The most successful entrepreneurs aren’t building alternative versions of things that already exist. True social entrepreneurship means creating something unique that has never been
seen before.

 

4.    The Great CEO Within by Matt Mochary

Matt Mochary has years of experience coaching Silicon Valley CEOs on how to succeed as leaders and steer their businesses and organisations on the path to success. This book aims
to teach you the principles of effective leadership and how to operate a business in an increasingly competitive world.

 

Mochary covers everything from scaling a business to implementing a feedback-system. He emphasises the importance of accountability, coaching, and transparency – each one imperative to a well-functioning organisation.

 

Mochary also makes the point that, as their business grows, a CEO’s diary can get filled up with meetings and appointments, leaving them no time to actually get on with work. Instead, he argues, CEOs should also schedule two hours each day to work on what he calls their ‘top goal’.

 

The best thing about this book? The whole thing is available online as a Google Doc.

 

5.    Venture Deals by Brad Feld and Jason Mendelson

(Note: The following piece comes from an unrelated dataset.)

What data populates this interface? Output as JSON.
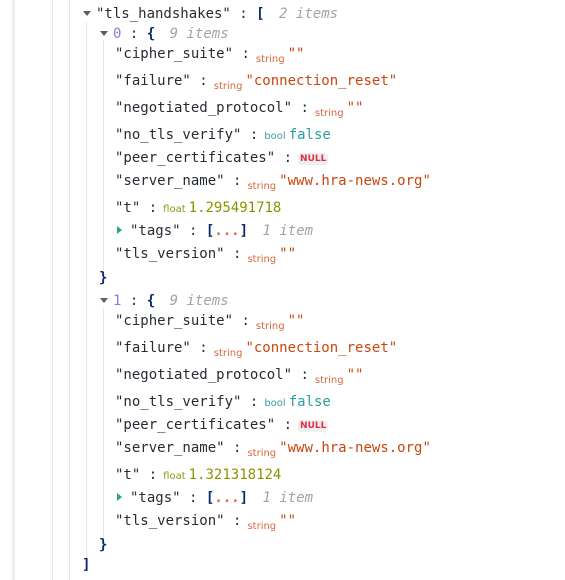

Launching a new venture requires investment. But securing a venture capital deal can be difficult. What’s more, venture capitalists are often aware that new entrepreneurs don’t understand financing and take advantage of this.

 

This book offers a fail-safe guide to venture deals. It’s a graduate-level guide to venture capital deals and the perfect read for entrepreneurs starting a venture-backed company.

 

Reading this, you’ll learn what is meant by capitalisation, valuation, liquidation preference, automatic conversion, and other complex terminology you find on a term sheet. You’ll also discover how to negotiate more effectively and secure the right deal for your company.

 

Accessible and easy to get to grips with, this book is targeted at first-time entrepreneurs and makes the process of obtaining financing for your company a smoother and less stressful experience.